Task requirements
Answer with a number only: how many lines of the data contain "zoom"?

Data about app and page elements
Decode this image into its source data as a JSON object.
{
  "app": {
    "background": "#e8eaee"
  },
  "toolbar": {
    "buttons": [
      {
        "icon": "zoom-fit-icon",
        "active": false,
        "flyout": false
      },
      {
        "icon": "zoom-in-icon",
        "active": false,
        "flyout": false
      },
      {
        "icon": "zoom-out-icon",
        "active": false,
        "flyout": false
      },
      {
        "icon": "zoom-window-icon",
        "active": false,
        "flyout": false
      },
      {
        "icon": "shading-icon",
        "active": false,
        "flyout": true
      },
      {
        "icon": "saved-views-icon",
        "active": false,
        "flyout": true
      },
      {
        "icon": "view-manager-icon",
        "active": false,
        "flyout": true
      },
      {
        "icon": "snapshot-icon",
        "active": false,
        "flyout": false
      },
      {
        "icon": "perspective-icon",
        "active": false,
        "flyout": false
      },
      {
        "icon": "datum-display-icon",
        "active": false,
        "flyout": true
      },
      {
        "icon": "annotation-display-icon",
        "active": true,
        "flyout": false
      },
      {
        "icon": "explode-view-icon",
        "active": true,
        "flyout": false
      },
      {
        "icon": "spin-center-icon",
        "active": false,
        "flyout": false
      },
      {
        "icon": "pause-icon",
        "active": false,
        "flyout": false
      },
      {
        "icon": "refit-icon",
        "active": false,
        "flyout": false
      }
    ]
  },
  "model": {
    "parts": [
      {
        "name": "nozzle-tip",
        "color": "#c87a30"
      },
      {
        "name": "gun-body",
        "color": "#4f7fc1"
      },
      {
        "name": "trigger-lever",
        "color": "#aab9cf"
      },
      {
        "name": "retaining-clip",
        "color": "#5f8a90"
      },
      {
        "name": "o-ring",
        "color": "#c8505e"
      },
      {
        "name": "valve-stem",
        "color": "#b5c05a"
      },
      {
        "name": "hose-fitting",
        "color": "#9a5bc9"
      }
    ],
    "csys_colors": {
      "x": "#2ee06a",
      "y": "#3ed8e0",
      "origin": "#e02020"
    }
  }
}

Task response
4